In Eikev, we continue to read Moses’ speeches to the Israelites. He reminds the people that if they maintain their covenant with G-d, then G-d will give them victory over their enemies. Moses warns the people that they shouldn’t forget G-d’s help. He reminds them of their disloyalties over the years and he tells of the death of Aaron.
Moses also looks to the future. He fears that the people wiill settle the land, enjoy its fruits and say they owe nothing to G-d. So, he warns the people not to eat without making a blessing of thanksgiving. The parashabegins with the statement “Vehaya eikev tishme’un…” The literal translation is “as a consequence of respecting the commandments that people usually trample on with their heel, then G-d will bless youand multiply you. So the rewards come after we’ve fulfilled G‑d’s commandments.

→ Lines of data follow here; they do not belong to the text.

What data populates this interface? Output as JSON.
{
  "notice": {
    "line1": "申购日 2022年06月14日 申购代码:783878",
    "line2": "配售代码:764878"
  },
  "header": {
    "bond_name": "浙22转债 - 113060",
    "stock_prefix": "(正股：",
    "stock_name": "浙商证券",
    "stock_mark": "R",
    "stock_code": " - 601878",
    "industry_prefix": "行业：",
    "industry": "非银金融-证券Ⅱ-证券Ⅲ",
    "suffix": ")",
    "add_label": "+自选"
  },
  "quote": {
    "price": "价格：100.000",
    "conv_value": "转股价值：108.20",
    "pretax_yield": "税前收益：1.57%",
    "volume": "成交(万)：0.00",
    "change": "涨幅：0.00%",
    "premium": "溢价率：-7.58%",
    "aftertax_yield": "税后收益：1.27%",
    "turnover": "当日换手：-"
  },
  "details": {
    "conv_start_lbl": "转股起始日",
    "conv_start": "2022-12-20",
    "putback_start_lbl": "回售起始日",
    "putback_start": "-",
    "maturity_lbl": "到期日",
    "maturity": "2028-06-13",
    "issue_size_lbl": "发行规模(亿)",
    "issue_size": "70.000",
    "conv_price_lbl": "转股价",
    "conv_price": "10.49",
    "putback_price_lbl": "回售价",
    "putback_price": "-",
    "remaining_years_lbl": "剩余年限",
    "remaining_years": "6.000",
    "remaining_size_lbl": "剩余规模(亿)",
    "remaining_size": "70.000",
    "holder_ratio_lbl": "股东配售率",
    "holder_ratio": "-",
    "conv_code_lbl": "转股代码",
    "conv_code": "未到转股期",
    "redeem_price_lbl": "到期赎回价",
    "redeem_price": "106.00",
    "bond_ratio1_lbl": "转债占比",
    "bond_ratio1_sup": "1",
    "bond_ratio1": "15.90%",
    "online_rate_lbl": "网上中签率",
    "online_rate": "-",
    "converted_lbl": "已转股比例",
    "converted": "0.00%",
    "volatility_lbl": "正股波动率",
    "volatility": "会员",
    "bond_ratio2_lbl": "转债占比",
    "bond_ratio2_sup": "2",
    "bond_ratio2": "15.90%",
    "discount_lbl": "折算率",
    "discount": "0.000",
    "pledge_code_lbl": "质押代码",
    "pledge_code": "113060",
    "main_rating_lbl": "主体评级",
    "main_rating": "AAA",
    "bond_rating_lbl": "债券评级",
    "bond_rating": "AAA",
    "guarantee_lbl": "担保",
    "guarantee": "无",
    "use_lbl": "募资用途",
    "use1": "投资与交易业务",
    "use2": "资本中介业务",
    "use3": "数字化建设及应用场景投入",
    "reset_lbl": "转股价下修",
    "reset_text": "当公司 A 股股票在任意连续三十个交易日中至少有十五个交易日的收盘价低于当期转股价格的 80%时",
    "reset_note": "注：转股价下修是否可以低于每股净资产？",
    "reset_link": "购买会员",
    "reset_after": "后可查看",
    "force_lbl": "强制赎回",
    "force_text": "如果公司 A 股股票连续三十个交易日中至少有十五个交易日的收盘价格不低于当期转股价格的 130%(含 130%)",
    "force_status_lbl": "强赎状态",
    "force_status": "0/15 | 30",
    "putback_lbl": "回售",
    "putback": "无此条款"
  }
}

But G‑d’s choice of words is unusual. A more obvious expression would have been, “If (im) you keep the laws.” Why does He say “as a consequence of”(eikev) your keeping the laws?

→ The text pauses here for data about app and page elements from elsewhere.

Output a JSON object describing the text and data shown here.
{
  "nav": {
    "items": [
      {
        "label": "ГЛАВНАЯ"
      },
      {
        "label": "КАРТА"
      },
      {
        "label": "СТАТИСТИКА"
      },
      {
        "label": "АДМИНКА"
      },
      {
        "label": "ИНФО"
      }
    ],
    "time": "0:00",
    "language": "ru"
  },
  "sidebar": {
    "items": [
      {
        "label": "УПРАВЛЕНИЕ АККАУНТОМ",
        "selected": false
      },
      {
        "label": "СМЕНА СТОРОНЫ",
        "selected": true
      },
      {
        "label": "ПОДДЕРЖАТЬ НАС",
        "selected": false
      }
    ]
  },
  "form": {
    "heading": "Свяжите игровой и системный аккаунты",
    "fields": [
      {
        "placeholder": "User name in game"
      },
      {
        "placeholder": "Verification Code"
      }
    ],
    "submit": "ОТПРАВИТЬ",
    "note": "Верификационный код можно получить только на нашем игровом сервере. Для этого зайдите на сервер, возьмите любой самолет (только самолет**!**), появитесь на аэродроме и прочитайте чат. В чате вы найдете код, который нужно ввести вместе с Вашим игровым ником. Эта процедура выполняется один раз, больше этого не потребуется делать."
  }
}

Rashi says that the word eikev has a double meaning: (a) consequence, and (b) a heel. Hence Jacob’s name “Yaakov”, because he was hanging on to Esav’s heel when he emerged from Rebecca’s womb. Rashi explains that the verse is alluding to the “light” commandments, the seemingly less important mitzvot which people tend to “trample with their heels.” The type of things which all too easily fall by the wayside. He isn’t talking about the “major” commandments, such as keeping kosher, or fasting on Yom Kippur. He is talking about the smaller mitzvot? Are we as careful?
But of the 613 mitzvot, which are little mitzvot? Maybe Rashi means the lesser known mitzvot: number 270 for example “not to remove landmarks”, or number 204: “not to swear needlessly”. You will do your work through the small mitzvot, says G‑d. The work that is not impressive, the mitzvot that are like heels, will stimulate blessings.
Muswell Hill shul is great at focusing on the little causes – the homeless shelter, helping with the food bank, bar and bat mitzvah twinning with children in Ukraine, and so much more. These small causes touch the lives of people in a deep way. They can be as nourishing and impactful as the big mitzvot..
So, let us not forget the little things.
By Helena Miller